Welcome once more to “Sunday Snippets – A Catholic Carnival”, RAnn’s weekly convocation of Catholic bloggers at This That and the Other Thing. The main site is here, where we hang around the barbeque grill swapping posts and swatting mosquitoes (and black flies here in Maine; nasty critters).
|Saint of the Week, St. Ignatius of Loyola|
But first: Thursday of this past week was the feast day of St. Ignatius of Loyola, whom I mentioned in passing at the time, but did not have to opportunity to give the attention he deserves. I’ll try to make up for that lapse in this retrospective on the week past.
Like St. Martin of Tours, St. Ignatius had been a soldier before he turned his life over to God. After his conversion he sought to live his life in a different way. Instead of the military officer’s stern and harsh way of addressing his subordinates, for instance, he employed a humble and gentle mode, even when administering necessary discipline. At the same time, he never lost his “fighting spirit”, even if he expressed it in a different way; and instead of directing his fire at human enemies, he was now concerned with “the principalities, . . .the powers, . . . the world rulers of this present darkness, . . . the spiritual hosts of wickedness in the heavenly places.” (Ephesians 6:12)
In fact he saw the inner life of every believer as a battlefield, where each one of us must choose between following the battle standard of Christ, or that of Satan. His distinctive spirituality includes an emphasis on the “discernment of spirits”, which is a prayerful sifting of feelings and other influences to determine whether they are from the Spirit of God or the Spirit of the Devil.
Having self-disciplined himself in this way, the Christian should then, like a good soldier, submit to his superiors in obedience: “ . . . we ought always to hold that the white which I see, is black, if the Hierarchical Church so decides it”, St. Ignatius says in that part of his Spiritual Exercises called “To Have the True Sentiment Which We Ought to Have in the Church Militant”. Not, however, simply the outward obedience that is required of the man under arms, but also the inner obedience of both the Will and the Intellect, as he explains in his famous Letter on Obedience [text here] . In other words, an obedience born of love, not fear.

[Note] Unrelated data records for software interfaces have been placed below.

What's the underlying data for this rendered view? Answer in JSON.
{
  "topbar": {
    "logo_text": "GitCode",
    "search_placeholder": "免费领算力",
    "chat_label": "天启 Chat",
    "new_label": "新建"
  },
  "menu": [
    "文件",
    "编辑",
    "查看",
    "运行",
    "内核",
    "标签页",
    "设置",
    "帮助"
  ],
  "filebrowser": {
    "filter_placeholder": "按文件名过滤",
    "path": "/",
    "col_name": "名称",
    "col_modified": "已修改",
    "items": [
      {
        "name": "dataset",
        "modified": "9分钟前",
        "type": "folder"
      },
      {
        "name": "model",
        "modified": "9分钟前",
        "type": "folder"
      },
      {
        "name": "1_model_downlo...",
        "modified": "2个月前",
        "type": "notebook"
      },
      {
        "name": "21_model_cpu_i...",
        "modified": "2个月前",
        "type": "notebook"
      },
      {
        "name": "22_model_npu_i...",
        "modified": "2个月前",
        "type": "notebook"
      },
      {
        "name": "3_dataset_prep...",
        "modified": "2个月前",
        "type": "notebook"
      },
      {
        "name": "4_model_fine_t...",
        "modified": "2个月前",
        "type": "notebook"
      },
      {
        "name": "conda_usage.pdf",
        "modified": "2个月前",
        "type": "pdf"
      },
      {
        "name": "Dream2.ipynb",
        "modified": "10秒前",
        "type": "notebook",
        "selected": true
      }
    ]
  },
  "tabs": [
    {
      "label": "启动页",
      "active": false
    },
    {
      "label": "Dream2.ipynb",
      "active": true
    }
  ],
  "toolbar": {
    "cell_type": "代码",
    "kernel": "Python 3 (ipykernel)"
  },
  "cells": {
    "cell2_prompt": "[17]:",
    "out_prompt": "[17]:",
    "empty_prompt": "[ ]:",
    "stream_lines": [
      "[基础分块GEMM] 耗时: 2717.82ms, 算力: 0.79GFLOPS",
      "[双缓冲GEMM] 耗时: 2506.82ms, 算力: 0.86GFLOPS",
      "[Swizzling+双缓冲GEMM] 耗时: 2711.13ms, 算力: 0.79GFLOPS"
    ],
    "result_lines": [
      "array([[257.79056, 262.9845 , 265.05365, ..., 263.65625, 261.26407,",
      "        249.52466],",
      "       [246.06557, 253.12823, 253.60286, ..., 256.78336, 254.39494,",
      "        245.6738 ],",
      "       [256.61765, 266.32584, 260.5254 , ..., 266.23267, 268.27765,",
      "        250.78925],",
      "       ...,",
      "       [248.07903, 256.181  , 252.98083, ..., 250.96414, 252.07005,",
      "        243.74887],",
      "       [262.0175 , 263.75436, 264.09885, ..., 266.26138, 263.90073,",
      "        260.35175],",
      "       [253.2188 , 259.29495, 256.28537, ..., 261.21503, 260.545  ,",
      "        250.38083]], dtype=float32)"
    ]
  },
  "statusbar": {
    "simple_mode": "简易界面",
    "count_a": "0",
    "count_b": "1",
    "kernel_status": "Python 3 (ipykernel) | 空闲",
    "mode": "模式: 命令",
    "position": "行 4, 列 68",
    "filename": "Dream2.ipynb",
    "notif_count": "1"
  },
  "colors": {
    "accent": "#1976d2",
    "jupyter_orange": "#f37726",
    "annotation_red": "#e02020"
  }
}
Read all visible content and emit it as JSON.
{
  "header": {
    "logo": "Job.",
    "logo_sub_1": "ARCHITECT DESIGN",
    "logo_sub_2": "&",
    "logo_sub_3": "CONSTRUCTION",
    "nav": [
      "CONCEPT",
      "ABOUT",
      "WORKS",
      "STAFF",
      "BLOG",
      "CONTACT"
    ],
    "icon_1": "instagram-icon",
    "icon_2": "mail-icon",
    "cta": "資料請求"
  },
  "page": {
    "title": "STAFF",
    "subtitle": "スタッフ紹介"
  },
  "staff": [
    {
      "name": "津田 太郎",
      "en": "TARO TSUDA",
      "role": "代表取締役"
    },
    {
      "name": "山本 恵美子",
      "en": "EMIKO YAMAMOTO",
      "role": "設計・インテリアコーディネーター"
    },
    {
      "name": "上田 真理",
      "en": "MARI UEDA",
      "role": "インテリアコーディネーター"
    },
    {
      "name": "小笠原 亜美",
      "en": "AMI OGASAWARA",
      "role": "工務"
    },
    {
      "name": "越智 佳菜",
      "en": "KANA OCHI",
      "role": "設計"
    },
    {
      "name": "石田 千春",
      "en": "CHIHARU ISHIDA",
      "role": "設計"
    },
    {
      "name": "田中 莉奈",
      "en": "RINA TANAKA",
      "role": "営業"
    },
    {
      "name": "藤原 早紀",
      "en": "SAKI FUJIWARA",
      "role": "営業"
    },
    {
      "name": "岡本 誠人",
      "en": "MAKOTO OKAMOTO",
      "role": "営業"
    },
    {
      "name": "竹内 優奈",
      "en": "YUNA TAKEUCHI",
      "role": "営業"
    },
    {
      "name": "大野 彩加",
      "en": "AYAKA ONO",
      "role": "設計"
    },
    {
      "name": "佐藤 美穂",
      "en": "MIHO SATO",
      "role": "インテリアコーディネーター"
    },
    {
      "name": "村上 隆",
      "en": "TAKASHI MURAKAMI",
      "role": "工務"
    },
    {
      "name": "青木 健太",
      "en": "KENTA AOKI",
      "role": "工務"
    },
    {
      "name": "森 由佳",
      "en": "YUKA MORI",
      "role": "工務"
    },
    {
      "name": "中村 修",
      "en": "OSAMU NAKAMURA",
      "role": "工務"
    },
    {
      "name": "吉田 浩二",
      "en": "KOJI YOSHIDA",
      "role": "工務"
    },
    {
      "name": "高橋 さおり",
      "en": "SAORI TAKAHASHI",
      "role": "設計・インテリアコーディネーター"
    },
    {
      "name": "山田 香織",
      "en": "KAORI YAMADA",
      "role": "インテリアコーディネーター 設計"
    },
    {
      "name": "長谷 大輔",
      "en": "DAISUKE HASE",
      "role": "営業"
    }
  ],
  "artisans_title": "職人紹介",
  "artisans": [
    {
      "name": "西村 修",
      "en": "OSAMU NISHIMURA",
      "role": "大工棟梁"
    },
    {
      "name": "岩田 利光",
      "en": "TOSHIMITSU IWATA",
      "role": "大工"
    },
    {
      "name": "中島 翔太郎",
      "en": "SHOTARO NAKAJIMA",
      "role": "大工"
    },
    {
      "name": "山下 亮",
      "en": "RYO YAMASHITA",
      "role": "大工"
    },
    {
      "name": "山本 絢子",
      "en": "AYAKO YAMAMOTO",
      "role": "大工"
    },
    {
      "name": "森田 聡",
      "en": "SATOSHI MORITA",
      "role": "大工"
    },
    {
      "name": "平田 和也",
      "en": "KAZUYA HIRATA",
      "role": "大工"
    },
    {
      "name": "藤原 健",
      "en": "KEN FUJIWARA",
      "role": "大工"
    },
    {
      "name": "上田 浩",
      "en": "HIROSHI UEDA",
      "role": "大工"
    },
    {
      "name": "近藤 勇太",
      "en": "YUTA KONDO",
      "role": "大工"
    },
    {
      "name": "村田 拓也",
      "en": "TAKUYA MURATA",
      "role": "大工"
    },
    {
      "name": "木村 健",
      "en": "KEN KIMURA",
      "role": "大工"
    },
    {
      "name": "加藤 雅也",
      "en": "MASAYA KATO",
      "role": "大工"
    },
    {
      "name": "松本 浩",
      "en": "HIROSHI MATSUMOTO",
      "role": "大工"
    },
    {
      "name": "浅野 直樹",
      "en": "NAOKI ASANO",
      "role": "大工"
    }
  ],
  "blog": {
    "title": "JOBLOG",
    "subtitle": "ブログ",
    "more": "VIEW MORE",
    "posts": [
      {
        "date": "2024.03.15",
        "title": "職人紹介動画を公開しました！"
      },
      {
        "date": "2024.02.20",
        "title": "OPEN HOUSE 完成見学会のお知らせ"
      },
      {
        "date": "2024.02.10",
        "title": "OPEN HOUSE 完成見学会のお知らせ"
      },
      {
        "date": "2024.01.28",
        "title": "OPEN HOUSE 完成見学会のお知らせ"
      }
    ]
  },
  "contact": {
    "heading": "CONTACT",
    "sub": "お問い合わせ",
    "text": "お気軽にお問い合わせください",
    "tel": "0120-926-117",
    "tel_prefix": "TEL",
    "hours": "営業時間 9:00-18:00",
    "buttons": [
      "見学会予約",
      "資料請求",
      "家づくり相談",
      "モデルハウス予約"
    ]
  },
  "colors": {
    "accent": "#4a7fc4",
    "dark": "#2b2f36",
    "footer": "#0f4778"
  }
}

This seems a good time to remember the concept of the “Church Militant”, and that each of us is called to be a Soldier for Christ. I’m not talking about soldiering in a literal sense, although with our ancient conflict with Islam heating up again it’s likely that there will be an increasing need for it. I’m thinking more of the war to defend ourselves and our culture against the “spiritual hosts of wickedness” that St. Paul mentions in his letter to the Ephesians. Of course, the two are not unrelated: the Jihadists and their allies can see the spiritual decay in our culture, which only serves to embolden them (just as Osama Bin Laden says he was inspired by the apparent weakness of the United States after our inelegant withdrawal from Somalia). As the forces of Jihad discovered at Lepanto, however, they can’t hope to succeed against a Christendom united in Faith and fortified with Prayer; against Secularism, well, what’s to stop them? The battle, then, will first be won or lost in the heart of each of us, and in our Churches and communities.
And that is the post that I would have written on the Feast of St. Ignatius. As for the week's other posts:
Monday: After reading an article in Catholic World Report about the shameful neglect of Joseph (“Don’t-Call-Me-Papa”) Haydn, I thought it best to make up for my neglect. And it’s about time. “Haydn – ‘The Heavens Are Telling’, from The Creation” [here]
Tuesday: The evidence shows that so-called "incremental" anti-abortion measures really do help, not only in reducing the incidence of abortion, but in moving public opinion in favor of Life. “News From Texas: Pro-Life Laws Work” [here]
Thursday: The Liturgy of the Hours starts with the Invitatory Psalm, which draws us into the daily drama of prayer. “The Invitatory: A Call To Relationship With God (LOH 4 – Throwback Thursday Edition” [here]
Friday: I was once accused, many years ago, of being President of The No-Fun Club, a title I have since proudly embraced. And so here I once again discharge my Presidential duties, loudly harrumphing at Devil mascots, skulls on Children’s clothes, and other perfectly harmless emblems of the Culture of Death. “Why would you want Satan as a mascot?” [here]
A final thought: The baseball team known as the Tampa Bay Rays played for the first time in 1998. For their first ten years the name was actually the Tampa Bay Devil Rays (named after a fish, to be sure, not the Prince of Darkness himself); in those first ten seasons they finished in last place nine times, second to last once. In 2008, the first season after the team had exorcised the word “Devil” from its name, they went to the World Series as American League champions. Now, I’m sure that’s just a coincidence but, hey, just sayin’ . . .
|These Guys were losers . . .|